# PROBLEM TO SOLVE:
Look for "screenshot" in each line of the records, and copy the lines that have it.

____ SUPPLIED INFORMATION

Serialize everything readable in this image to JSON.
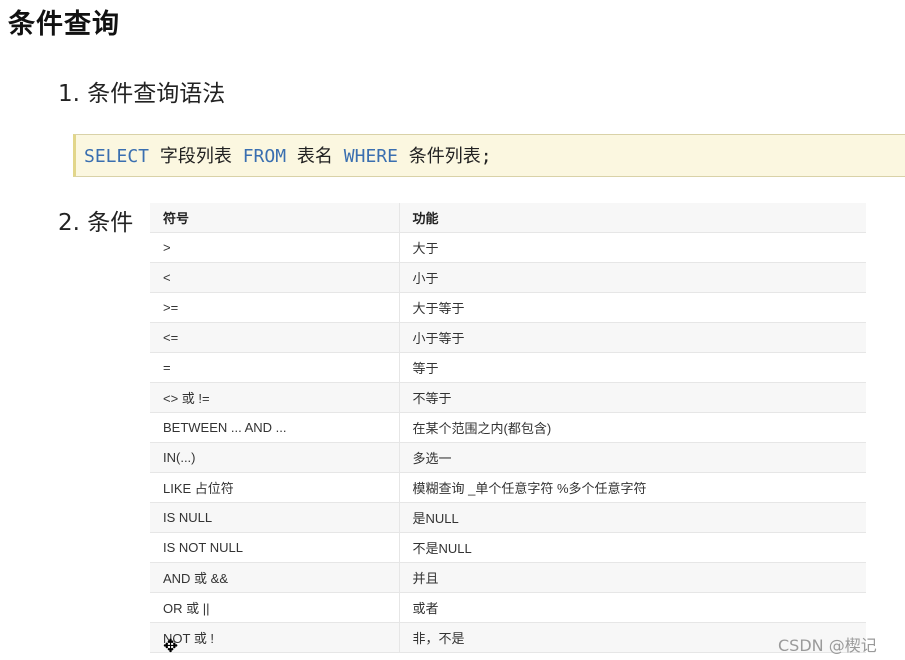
{
  "page_title": "条件查询",
  "section1": {
    "label": "1. 条件查询语法"
  },
  "code": {
    "kw_select": "SELECT",
    "t1": "字段列表",
    "kw_from": "FROM",
    "t2": "表名",
    "kw_where": "WHERE",
    "t3": "条件列表;"
  },
  "section2": {
    "label": "2. 条件"
  },
  "table": {
    "headers": [
      "符号",
      "功能"
    ],
    "rows": [
      [
        ">",
        "大于"
      ],
      [
        "<",
        "小于"
      ],
      [
        ">=",
        "大于等于"
      ],
      [
        "<=",
        "小于等于"
      ],
      [
        "=",
        "等于"
      ],
      [
        "<> 或 !=",
        "不等于"
      ],
      [
        "BETWEEN ... AND ...",
        "在某个范围之内(都包含)"
      ],
      [
        "IN(...)",
        "多选一"
      ],
      [
        "LIKE 占位符",
        "模糊查询 _单个任意字符 %多个任意字符"
      ],
      [
        "IS NULL",
        "是NULL"
      ],
      [
        "IS NOT NULL",
        "不是NULL"
      ],
      [
        "AND 或 &&",
        "并且"
      ],
      [
        "OR 或 ||",
        "或者"
      ],
      [
        "NOT 或 !",
        "非，不是"
      ]
    ]
  },
  "watermark": "CSDN @楔记",
  "icons": {
    "cursor": "move-cursor-icon"
  }
}
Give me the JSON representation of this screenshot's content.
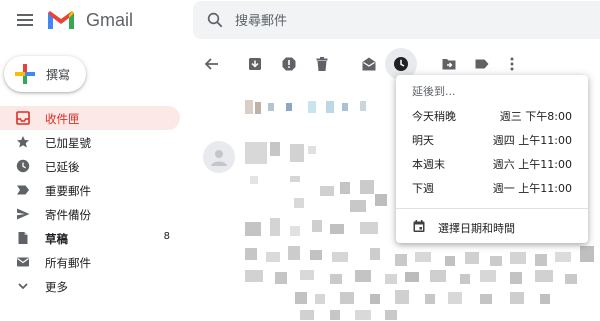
{
  "header": {
    "brand": "Gmail",
    "search_placeholder": "搜尋郵件",
    "colors": {
      "red": "#ea4335",
      "blue": "#4285f4",
      "green": "#34a853",
      "yellow": "#fbbc04"
    }
  },
  "compose": {
    "label": "撰寫"
  },
  "sidebar": {
    "items": [
      {
        "label": "收件匣",
        "icon": "inbox-icon",
        "active": true,
        "count": ""
      },
      {
        "label": "已加星號",
        "icon": "star-icon",
        "count": ""
      },
      {
        "label": "已延後",
        "icon": "clock-icon",
        "count": ""
      },
      {
        "label": "重要郵件",
        "icon": "important-label-icon",
        "count": ""
      },
      {
        "label": "寄件備份",
        "icon": "send-icon",
        "count": ""
      },
      {
        "label": "草稿",
        "icon": "draft-file-icon",
        "count": "8"
      },
      {
        "label": "所有郵件",
        "icon": "mail-icon",
        "count": ""
      },
      {
        "label": "更多",
        "icon": "chevron-down-icon",
        "count": ""
      }
    ]
  },
  "toolbar": {
    "buttons": [
      "back-arrow-icon",
      "archive-icon",
      "report-spam-icon",
      "delete-icon",
      "mark-unread-icon",
      "snooze-clock-icon",
      "move-to-icon",
      "label-icon",
      "more-vert-icon"
    ],
    "active": "snooze-clock-icon"
  },
  "snooze_menu": {
    "title": "延後到...",
    "options": [
      {
        "label": "今天稍晚",
        "time": "週三 下午8:00"
      },
      {
        "label": "明天",
        "time": "週四 上午11:00"
      },
      {
        "label": "本週末",
        "time": "週六 上午11:00"
      },
      {
        "label": "下週",
        "time": "週一 上午11:00"
      }
    ],
    "pick_label": "選擇日期和時間"
  }
}
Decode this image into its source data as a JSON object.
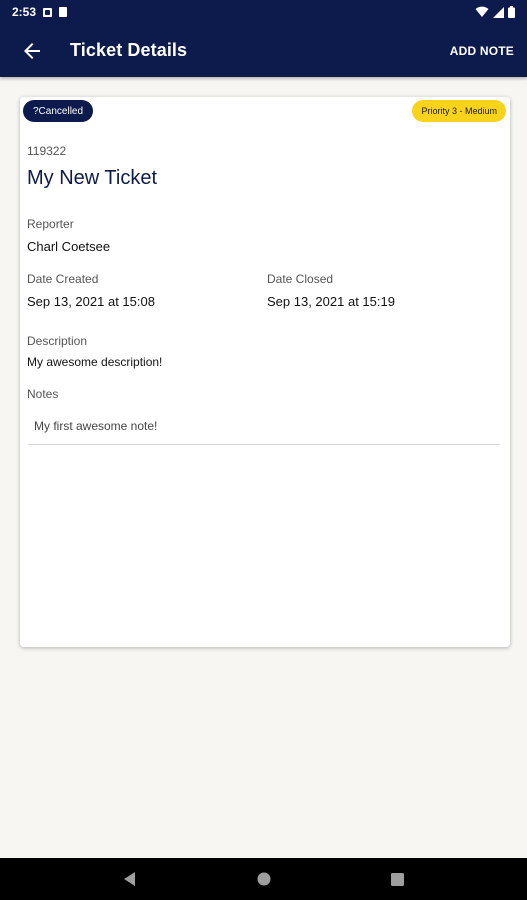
{
  "status_bar": {
    "time": "2:53",
    "icons": [
      "notification-icon",
      "sd-card-icon",
      "wifi-icon",
      "signal-icon",
      "battery-icon"
    ]
  },
  "app_bar": {
    "title": "Ticket Details",
    "action_label": "ADD NOTE",
    "back_icon": "arrow-back-icon"
  },
  "ticket": {
    "status": "?Cancelled",
    "priority": "Priority 3 - Medium",
    "id": "119322",
    "title": "My New Ticket",
    "reporter_label": "Reporter",
    "reporter": "Charl Coetsee",
    "date_created_label": "Date Created",
    "date_created": "Sep 13, 2021 at 15:08",
    "date_closed_label": "Date Closed",
    "date_closed": "Sep 13, 2021 at 15:19",
    "description_label": "Description",
    "description": "My awesome description!",
    "notes_label": "Notes",
    "notes": [
      "My first awesome note!"
    ]
  },
  "colors": {
    "primary": "#0d1b4c",
    "priority_chip": "#f7d31c",
    "background": "#f7f6f3"
  },
  "nav_bar": {
    "buttons": [
      "back-triangle-icon",
      "home-circle-icon",
      "recents-square-icon"
    ]
  }
}
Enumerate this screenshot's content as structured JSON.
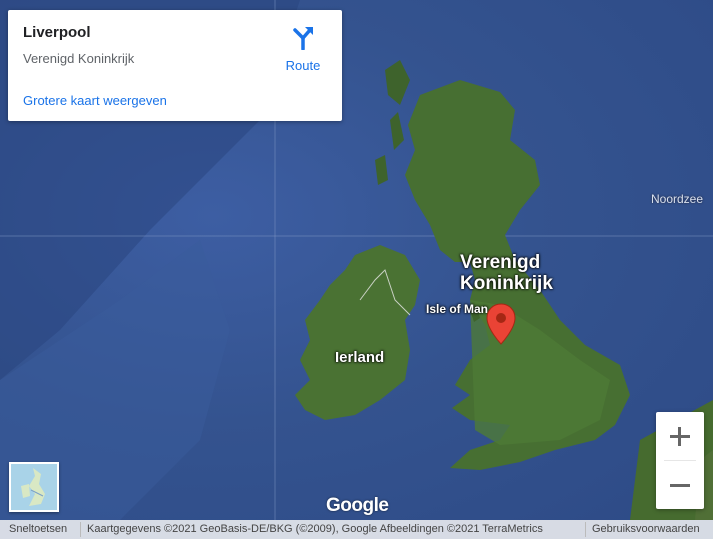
{
  "infocard": {
    "place": "Liverpool",
    "country": "Verenigd Koninkrijk",
    "route_label": "Route",
    "larger_map_link": "Grotere kaart weergeven"
  },
  "map_labels": {
    "uk_line1": "Verenigd",
    "uk_line2": "Koninkrijk",
    "ireland": "Ierland",
    "isle_of_man": "Isle of Man",
    "north_sea": "Noordzee"
  },
  "logo": "Google",
  "footer": {
    "shortcuts": "Sneltoetsen",
    "attribution": "Kaartgegevens ©2021 GeoBasis-DE/BKG (©2009), Google Afbeeldingen ©2021 TerraMetrics",
    "terms": "Gebruiksvoorwaarden"
  },
  "colors": {
    "link": "#1a73e8",
    "marker": "#ea4335",
    "sea": "#34538f",
    "land": "#3f6a2c"
  },
  "icons": {
    "route": "directions-icon",
    "marker": "location-pin-icon"
  }
}
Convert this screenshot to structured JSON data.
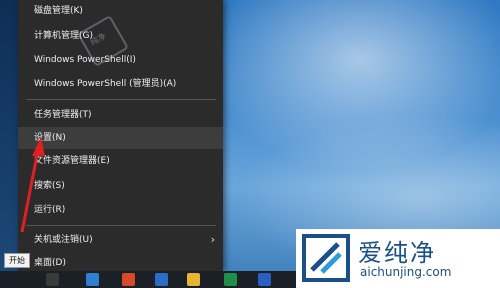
{
  "context_menu": {
    "items": [
      {
        "label": "磁盘管理(K)"
      },
      {
        "label": "计算机管理(G)"
      },
      {
        "label": "Windows PowerShell(I)"
      },
      {
        "label": "Windows PowerShell (管理员)(A)"
      },
      {
        "label": "任务管理器(T)"
      },
      {
        "label": "设置(N)"
      },
      {
        "label": "文件资源管理器(E)"
      },
      {
        "label": "搜索(S)"
      },
      {
        "label": "运行(R)"
      },
      {
        "label": "关机或注销(U)"
      },
      {
        "label": "桌面(D)"
      }
    ]
  },
  "tooltip": {
    "label": "开始"
  },
  "watermark": {
    "title": "爱纯净",
    "url": "aichunjing.com",
    "small_text": "纯净"
  },
  "colors": {
    "menu_bg": "#2b2b2b",
    "arrow": "#e02020",
    "brand": "#1b4f8a"
  },
  "icons": {
    "submenu": "chevron-right-icon"
  }
}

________

# OUTPUT FOR THIS EXERCISE:
Give me the JSON representation of this screenshot's content.
Enumerate this screenshot's content as structured JSON.
Convert this screenshot to structured JSON data.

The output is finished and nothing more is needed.